I was preparing my personal HP MicroServer for a fresh install of FreeBSD, like all good sysadmins do on days off. This entailed creating a bootable FreeBSD USB key installer. I had a spare 32 GiB USB 2.0 SanDisk Extreme which I figured would do the job, but for some reason I couldn’t only copy 64 MiB [sic] of data to it before writes to it fell off a cliff.
Here it is accepting a disk image copy on my FreeBSD tower. I hit
CTRL+C after more than half an hour with no progress:
# dcfldd if=memstick.img of=/dev/da1 bs=2048 32768 blocks (64Mb) written.^C 32769+0 records in 32768+0 records out
Writing plain zeroes had the same effect:
# dcfldd if=/dev/zero of=/dev/disk6 2048 blocks (64Mb) written.^C 2049+0 records in 2048+0 records out
Sure enough, FreeBSD
dmesg(8) was only showing a 64 MiB key, the same size as my first ever USB 1.1 key back in the early 2000s:
ugen0.3: <SanDisk Corporation Firebird6Up9> at usbus0 umass2 on uhub5 umass2: <String 2> on usbus0 umass2: SCSI over Bulk-Only; quirks = 0xc100 umass2:9:2: Attached to scbus9 da3 at umass-sim2 bus 2 scbus9 target 0 lun 0 da3: <SanDisk Firebird 1.05> Removable Direct Access SCSI-2 device da3: Serial Number 0123456789ABCDEF da3: 40.000MB/s transfers da3: 64MB (131072 512 byte sectors) da3: quirks=0x2<NO_6_BYTE>
On the off chance it was a FreeBSD issue, I plugged it into my Mac laptop. Same effect:

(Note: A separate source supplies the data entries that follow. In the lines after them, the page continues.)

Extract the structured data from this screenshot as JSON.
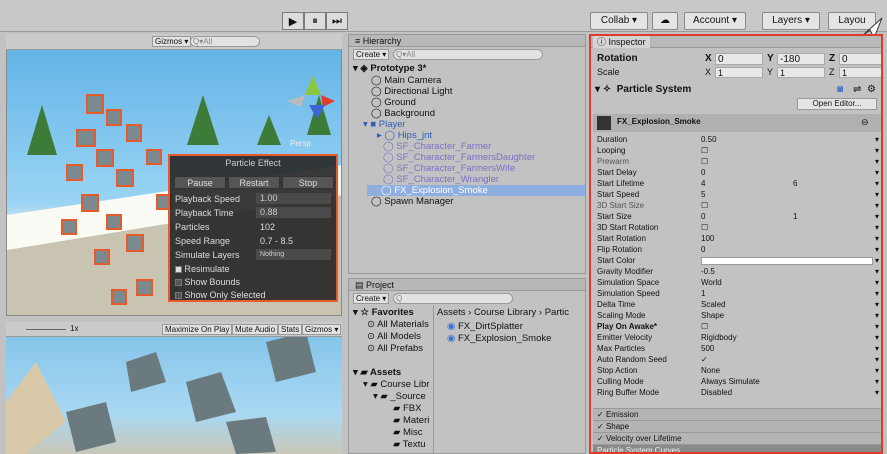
{
  "toolbar": {
    "play": "▶",
    "pause": "⏸",
    "step": "⏭",
    "collab": "Collab ▾",
    "account": "Account ▾",
    "layers": "Layers ▾",
    "layout": "Layou"
  },
  "scene": {
    "gizmos": "Gizmos ▾",
    "search_placeholder": "Q▾All",
    "persp": "Persp"
  },
  "game": {
    "scale": "1x",
    "buttons": [
      "Maximize On Play",
      "Mute Audio",
      "Stats",
      "Gizmos ▾"
    ]
  },
  "particle_effect": {
    "title": "Particle Effect",
    "tabs": [
      "Pause",
      "Restart",
      "Stop"
    ],
    "rows": [
      {
        "label": "Playback Speed",
        "value": "1.00"
      },
      {
        "label": "Playback Time",
        "value": "0.88"
      },
      {
        "label": "Particles",
        "value": "102"
      },
      {
        "label": "Speed Range",
        "value": "0.7 - 8.5"
      },
      {
        "label": "Simulate Layers",
        "value": "Nothing"
      }
    ],
    "checks": [
      "Resimulate",
      "Show Bounds",
      "Show Only Selected"
    ]
  },
  "hierarchy": {
    "title": "≡ Hierarchy",
    "create": "Create ▾",
    "search_placeholder": "Q▾All",
    "items": [
      {
        "label": "Prototype 3*",
        "indent": 0
      },
      {
        "label": "Main Camera",
        "indent": 1
      },
      {
        "label": "Directional Light",
        "indent": 1
      },
      {
        "label": "Ground",
        "indent": 1
      },
      {
        "label": "Background",
        "indent": 1
      },
      {
        "label": "Player",
        "indent": 1
      },
      {
        "label": "Hips_jnt",
        "indent": 2
      },
      {
        "label": "SF_Character_Farmer",
        "indent": 2
      },
      {
        "label": "SF_Character_FarmersDaughter",
        "indent": 2
      },
      {
        "label": "SF_Character_FarmersWife",
        "indent": 2
      },
      {
        "label": "SF_Character_Wrangler",
        "indent": 2
      },
      {
        "label": "FX_Explosion_Smoke",
        "indent": 2
      },
      {
        "label": "Spawn Manager",
        "indent": 1
      }
    ]
  },
  "project": {
    "title": "Project",
    "create": "Create ▾",
    "breadcrumb": "Assets › Course Library › Partic",
    "favorites": [
      "Favorites",
      "All Materials",
      "All Models",
      "All Prefabs"
    ],
    "assets": [
      "Assets",
      "Course Libr",
      "_Source",
      "FBX",
      "Materi",
      "Misc",
      "Textu"
    ],
    "files": [
      "FX_DirtSplatter",
      "FX_Explosion_Smoke"
    ]
  },
  "inspector": {
    "title": "Inspector",
    "rotation": {
      "label": "Rotation",
      "x": "0",
      "y": "-180",
      "z": "0"
    },
    "scale": {
      "label": "Scale",
      "x": "1",
      "y": "1",
      "z": "1"
    },
    "component": "Particle System",
    "open_editor": "Open Editor...",
    "system_name": "FX_Explosion_Smoke",
    "rows": [
      {
        "label": "Duration",
        "value": "0.50",
        "value2": ""
      },
      {
        "label": "Looping",
        "value": "☐",
        "value2": ""
      },
      {
        "label": "Prewarm",
        "value": "☐",
        "value2": ""
      },
      {
        "label": "Start Delay",
        "value": "0",
        "value2": ""
      },
      {
        "label": "Start Lifetime",
        "value": "4",
        "value2": "6"
      },
      {
        "label": "Start Speed",
        "value": "5",
        "value2": ""
      },
      {
        "label": "3D Start Size",
        "value": "☐",
        "value2": ""
      },
      {
        "label": "Start Size",
        "value": "0",
        "value2": "1"
      },
      {
        "label": "3D Start Rotation",
        "value": "☐",
        "value2": ""
      },
      {
        "label": "Start Rotation",
        "value": "100",
        "value2": ""
      },
      {
        "label": "Flip Rotation",
        "value": "0",
        "value2": ""
      },
      {
        "label": "Start Color",
        "value": "",
        "value2": ""
      },
      {
        "label": "Gravity Modifier",
        "value": "-0.5",
        "value2": ""
      },
      {
        "label": "Simulation Space",
        "value": "World",
        "value2": ""
      },
      {
        "label": "Simulation Speed",
        "value": "1",
        "value2": ""
      },
      {
        "label": "Delta Time",
        "value": "Scaled",
        "value2": ""
      },
      {
        "label": "Scaling Mode",
        "value": "Shape",
        "value2": ""
      },
      {
        "label": "Play On Awake*",
        "value": "☐",
        "value2": ""
      },
      {
        "label": "Emitter Velocity",
        "value": "Rigidbody",
        "value2": ""
      },
      {
        "label": "Max Particles",
        "value": "500",
        "value2": ""
      },
      {
        "label": "Auto Random Seed",
        "value": "✓",
        "value2": ""
      },
      {
        "label": "Stop Action",
        "value": "None",
        "value2": ""
      },
      {
        "label": "Culling Mode",
        "value": "Always Simulate",
        "value2": ""
      },
      {
        "label": "Ring Buffer Mode",
        "value": "Disabled",
        "value2": ""
      }
    ],
    "sections": [
      "Emission",
      "Shape",
      "Velocity over Lifetime",
      "Particle System Curves"
    ]
  },
  "colors": {
    "highlight": "#e03c2e",
    "selection": "#5a8bd6"
  }
}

I’ve had keys formatted with exotic file systems, or GPT when a machine expects MBR, and whole drive encryption, and every combination of the above. But to be told the key itself only has a 64 MiB total capacity, as opposed to just its first file system, was surprising.
The plot thickens. After zero-ing out the first 64 MiB of this key, I plugged it into a USB-C port with an adaptor, and it came up as a 32 GiB key as expected, with a Mac partition table:
/dev/disk4 (external, physical): #: TYPE NAME SIZE IDENTIFIER 0: Apple_partition_scheme *32.0 GB disk4 1: Apple_partition_map 4.1 KB disk4s1 2: Apple_HFS 2.4 MB disk4s2
disk4s2 couldn’t be mounted; presumably because I zero’d its MBR! Or was this key GPT, who knows? So I used
diskutil(8) to create a new root MBR FAT32 partition:
# sudo diskutil eraseDisk FAT32 "BLANK" /dev/disk4 Started erase on disk4 Unmounting disk Creating the partition map Waiting for partitions to activate Formatting disk4s2 as MS-DOS (FAT32) with name BLANK 512 bytes per physical sector /dev/rdisk4s2: 62087520 sectors in 1940235 FAT32 clusters (16384 bytes/cluster) bps=512 spc=32 res=32 nft=2 mid=0xf8 spt=32 hds=255 hid=411648 drv=0x80 bsec=62117888 bspf=15159 rdcl=2 infs=1 bkbs=6 Mounting disk Finished erase on disk4
The Finder now showed it as a 32 GiB key. But then I plugged it into my FreeBSD tower again, and
dmesg(8) showed the key timing out when attempting to connect:
usbd_setup_device_desc: getting device descriptor at addr 5 failed, USB_ERR_TIMEOUT usbd_setup_device_desc: getting device descriptor at addr 5 failed, USB_ERR_TIMEOUT usbd_setup_device_desc: getting device descriptor at addr 5 failed, USB_ERR_TIMEOUT usbd_setup_device_desc: getting device descriptor at addr 5 failed, USB_ERR_TIMEOUT usbd_setup_device_desc: getting device descriptor at addr 5 failed, USB_ERR_TIMEOUT ugen0.5: <Unknown > at usbus0 (disconnected) uhub_reattach_port: could not allocate new device
And when I plugged it back into my Mac, I immediately got the dreaded This disk is not initialised error, despite it formatting and mounting correctly before being ejected.
I’ve seen this error in the past with some USB 3.0 hardware, and the suggested solution from IRC or forums (I forget) is to add this to your
/boot/loader.conf. But it didn’t help in this case, either because the key was USB 2.0, or there’s a hardware problem.
My gut feeling now is the key hardware itself is fried. I’ll keep it around for some experiments.